------ EXCERPTED DATA ------

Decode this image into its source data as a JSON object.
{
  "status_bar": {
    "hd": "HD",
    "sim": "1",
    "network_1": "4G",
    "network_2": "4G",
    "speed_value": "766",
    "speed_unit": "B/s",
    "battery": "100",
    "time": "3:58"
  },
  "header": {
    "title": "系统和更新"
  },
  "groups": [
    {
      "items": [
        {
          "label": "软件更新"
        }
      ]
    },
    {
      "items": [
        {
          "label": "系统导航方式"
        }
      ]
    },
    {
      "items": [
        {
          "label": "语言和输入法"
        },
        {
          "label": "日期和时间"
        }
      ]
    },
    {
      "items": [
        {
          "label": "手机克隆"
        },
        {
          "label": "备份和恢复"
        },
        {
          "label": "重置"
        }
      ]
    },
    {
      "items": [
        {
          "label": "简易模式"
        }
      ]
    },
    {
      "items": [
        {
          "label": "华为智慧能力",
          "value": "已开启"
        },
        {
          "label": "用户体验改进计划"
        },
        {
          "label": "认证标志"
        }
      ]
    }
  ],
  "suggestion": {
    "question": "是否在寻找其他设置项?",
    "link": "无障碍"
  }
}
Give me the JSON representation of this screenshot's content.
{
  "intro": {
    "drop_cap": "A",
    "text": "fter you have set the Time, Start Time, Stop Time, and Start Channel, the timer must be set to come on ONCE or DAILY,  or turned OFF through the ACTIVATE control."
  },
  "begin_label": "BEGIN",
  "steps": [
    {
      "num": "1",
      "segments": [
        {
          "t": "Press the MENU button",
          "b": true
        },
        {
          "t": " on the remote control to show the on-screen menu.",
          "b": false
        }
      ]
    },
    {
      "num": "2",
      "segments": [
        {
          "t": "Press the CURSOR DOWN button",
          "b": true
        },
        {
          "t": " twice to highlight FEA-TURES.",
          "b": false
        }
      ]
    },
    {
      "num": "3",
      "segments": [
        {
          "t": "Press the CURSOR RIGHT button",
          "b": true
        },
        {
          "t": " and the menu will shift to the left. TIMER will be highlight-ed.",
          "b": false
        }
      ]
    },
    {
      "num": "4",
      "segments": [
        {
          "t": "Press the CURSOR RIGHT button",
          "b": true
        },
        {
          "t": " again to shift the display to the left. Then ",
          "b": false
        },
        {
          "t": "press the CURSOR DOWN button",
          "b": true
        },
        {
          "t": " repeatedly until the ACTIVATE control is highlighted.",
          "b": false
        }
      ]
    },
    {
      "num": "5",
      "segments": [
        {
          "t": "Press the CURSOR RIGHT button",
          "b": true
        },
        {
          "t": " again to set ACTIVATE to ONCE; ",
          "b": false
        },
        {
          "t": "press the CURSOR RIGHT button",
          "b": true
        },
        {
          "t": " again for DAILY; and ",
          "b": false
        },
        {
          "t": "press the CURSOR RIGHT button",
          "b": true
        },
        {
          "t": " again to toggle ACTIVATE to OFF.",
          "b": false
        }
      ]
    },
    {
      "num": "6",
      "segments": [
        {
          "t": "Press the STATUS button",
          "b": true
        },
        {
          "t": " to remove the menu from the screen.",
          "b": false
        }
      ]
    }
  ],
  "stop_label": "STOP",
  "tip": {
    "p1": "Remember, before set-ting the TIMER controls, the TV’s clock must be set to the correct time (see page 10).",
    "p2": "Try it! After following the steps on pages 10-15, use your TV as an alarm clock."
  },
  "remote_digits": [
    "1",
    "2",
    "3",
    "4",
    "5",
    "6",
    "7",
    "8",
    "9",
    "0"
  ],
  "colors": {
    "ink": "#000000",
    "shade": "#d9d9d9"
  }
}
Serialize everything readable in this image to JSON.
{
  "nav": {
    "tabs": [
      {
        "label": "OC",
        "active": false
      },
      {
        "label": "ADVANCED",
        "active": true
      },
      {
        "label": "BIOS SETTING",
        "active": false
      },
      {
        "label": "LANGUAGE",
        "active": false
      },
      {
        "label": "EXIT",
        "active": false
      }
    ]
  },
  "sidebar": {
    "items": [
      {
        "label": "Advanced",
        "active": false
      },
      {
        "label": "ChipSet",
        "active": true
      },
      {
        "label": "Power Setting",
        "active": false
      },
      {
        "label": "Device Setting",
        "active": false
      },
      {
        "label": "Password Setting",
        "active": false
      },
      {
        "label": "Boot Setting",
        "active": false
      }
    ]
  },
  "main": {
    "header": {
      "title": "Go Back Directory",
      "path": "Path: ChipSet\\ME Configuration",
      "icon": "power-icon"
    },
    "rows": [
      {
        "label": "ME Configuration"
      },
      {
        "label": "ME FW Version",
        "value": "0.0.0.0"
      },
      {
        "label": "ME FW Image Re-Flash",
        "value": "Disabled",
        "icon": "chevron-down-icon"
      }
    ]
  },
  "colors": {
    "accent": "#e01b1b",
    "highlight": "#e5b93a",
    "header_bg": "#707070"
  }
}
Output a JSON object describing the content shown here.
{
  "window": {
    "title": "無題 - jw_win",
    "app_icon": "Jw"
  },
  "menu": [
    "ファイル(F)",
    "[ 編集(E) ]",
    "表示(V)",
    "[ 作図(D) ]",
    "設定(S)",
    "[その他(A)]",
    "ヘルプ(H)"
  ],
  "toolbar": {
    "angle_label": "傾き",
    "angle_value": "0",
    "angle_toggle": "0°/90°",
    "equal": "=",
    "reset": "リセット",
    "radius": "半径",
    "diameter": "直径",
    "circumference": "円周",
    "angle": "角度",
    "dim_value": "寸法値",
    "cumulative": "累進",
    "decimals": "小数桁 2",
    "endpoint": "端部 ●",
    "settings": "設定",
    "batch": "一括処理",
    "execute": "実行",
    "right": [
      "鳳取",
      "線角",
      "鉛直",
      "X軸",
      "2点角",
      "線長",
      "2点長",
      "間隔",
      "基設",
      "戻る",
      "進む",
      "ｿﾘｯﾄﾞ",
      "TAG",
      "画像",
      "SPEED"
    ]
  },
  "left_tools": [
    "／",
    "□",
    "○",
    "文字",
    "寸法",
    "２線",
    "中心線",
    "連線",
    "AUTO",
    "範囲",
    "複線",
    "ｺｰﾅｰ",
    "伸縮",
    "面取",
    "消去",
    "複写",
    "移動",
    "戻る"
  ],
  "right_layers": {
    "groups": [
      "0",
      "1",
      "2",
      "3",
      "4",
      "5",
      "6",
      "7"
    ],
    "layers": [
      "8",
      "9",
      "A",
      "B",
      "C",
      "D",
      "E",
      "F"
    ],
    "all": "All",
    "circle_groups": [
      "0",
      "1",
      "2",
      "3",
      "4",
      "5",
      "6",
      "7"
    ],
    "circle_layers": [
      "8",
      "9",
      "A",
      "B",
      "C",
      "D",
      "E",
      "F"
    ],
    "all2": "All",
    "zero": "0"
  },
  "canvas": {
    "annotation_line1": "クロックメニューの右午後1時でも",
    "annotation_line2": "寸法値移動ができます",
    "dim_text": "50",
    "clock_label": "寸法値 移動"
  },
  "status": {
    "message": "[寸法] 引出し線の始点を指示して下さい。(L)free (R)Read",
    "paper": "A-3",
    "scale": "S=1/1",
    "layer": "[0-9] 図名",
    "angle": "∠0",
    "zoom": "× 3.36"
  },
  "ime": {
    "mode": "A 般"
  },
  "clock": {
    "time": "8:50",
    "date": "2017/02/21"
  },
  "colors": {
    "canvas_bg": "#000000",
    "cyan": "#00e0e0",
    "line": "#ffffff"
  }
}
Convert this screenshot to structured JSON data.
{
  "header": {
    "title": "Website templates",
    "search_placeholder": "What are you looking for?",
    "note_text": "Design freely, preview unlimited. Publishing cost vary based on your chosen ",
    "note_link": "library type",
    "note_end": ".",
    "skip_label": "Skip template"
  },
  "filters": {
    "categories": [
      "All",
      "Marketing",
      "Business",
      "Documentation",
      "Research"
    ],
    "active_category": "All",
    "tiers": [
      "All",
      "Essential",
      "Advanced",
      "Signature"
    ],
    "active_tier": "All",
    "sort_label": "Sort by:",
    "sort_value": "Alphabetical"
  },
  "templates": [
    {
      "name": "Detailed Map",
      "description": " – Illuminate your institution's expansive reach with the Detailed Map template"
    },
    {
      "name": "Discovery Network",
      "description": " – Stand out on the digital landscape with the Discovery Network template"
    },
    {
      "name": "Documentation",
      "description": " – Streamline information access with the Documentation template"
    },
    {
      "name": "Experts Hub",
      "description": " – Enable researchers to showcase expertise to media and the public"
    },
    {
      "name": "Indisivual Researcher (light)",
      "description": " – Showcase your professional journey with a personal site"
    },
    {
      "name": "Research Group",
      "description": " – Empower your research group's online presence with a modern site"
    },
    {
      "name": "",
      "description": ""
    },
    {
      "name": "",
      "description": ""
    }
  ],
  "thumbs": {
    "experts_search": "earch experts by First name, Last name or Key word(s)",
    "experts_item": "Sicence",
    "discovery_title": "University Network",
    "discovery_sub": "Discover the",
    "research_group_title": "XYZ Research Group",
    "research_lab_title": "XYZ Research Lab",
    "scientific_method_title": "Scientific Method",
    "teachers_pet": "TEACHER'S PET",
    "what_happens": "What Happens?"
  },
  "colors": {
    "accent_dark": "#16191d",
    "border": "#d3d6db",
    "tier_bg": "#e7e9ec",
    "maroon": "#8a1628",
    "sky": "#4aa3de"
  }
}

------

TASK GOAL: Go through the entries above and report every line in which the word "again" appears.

RESPONSE:
          "t": " again to shift the display to the left. Then ",
          "t": " again to set ACTIVATE to ONCE; ",
          "t": " again for DAILY; and ",
          "t": " again to toggle ACTIVATE to OFF.",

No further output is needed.